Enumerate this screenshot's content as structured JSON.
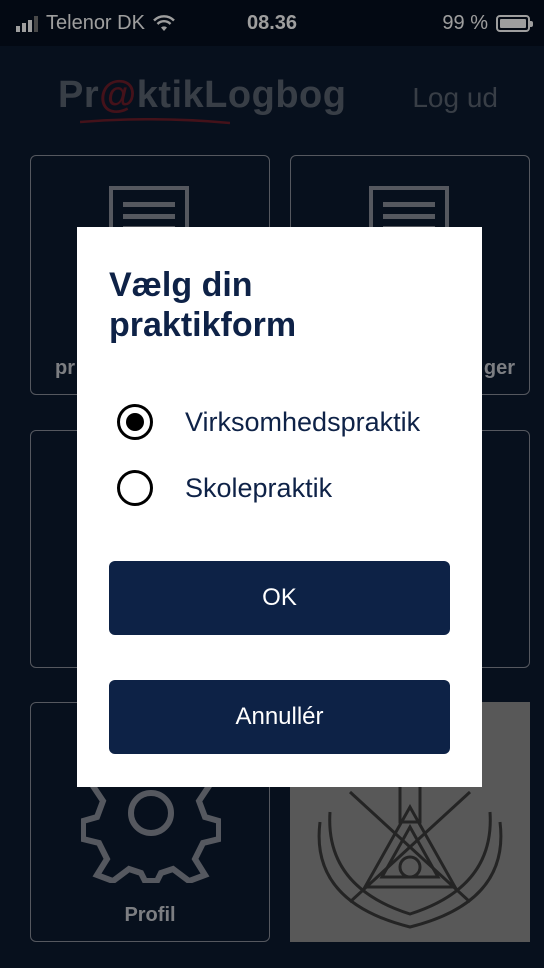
{
  "status_bar": {
    "carrier": "Telenor DK",
    "time": "08.36",
    "battery_percent": "99 %",
    "battery_level": 0.99
  },
  "header": {
    "logo_part1": "Pr",
    "logo_at": "@",
    "logo_part2": "ktikLogbog",
    "logout": "Log ud"
  },
  "tiles": {
    "top_left_label_fragment": "pr",
    "top_right_label_fragment": "ger",
    "profile_label": "Profil"
  },
  "dialog": {
    "title": "Vælg din praktikform",
    "options": [
      {
        "label": "Virksomhedspraktik",
        "selected": true
      },
      {
        "label": "Skolepraktik",
        "selected": false
      }
    ],
    "ok_label": "OK",
    "cancel_label": "Annullér"
  },
  "colors": {
    "background": "#0c1a2f",
    "primary_button": "#0d2246",
    "logo_accent": "#6e1d2a"
  }
}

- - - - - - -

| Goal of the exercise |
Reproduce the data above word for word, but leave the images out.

| Answer to this task |
Enumerate this screenshot's content as structured JSON.
{
  "status_bar": {
    "carrier": "Telenor DK",
    "time": "08.36",
    "battery_percent": "99 %",
    "battery_level": 0.99
  },
  "header": {
    "logo_part1": "Pr",
    "logo_at": "@",
    "logo_part2": "ktikLogbog",
    "logout": "Log ud"
  },
  "tiles": {
    "top_left_label_fragment": "pr",
    "top_right_label_fragment": "ger",
    "profile_label": "Profil"
  },
  "dialog": {
    "title": "Vælg din praktikform",
    "options": [
      {
        "label": "Virksomhedspraktik",
        "selected": true
      },
      {
        "label": "Skolepraktik",
        "selected": false
      }
    ],
    "ok_label": "OK",
    "cancel_label": "Annullér"
  },
  "colors": {
    "background": "#0c1a2f",
    "primary_button": "#0d2246",
    "logo_accent": "#6e1d2a"
  }
}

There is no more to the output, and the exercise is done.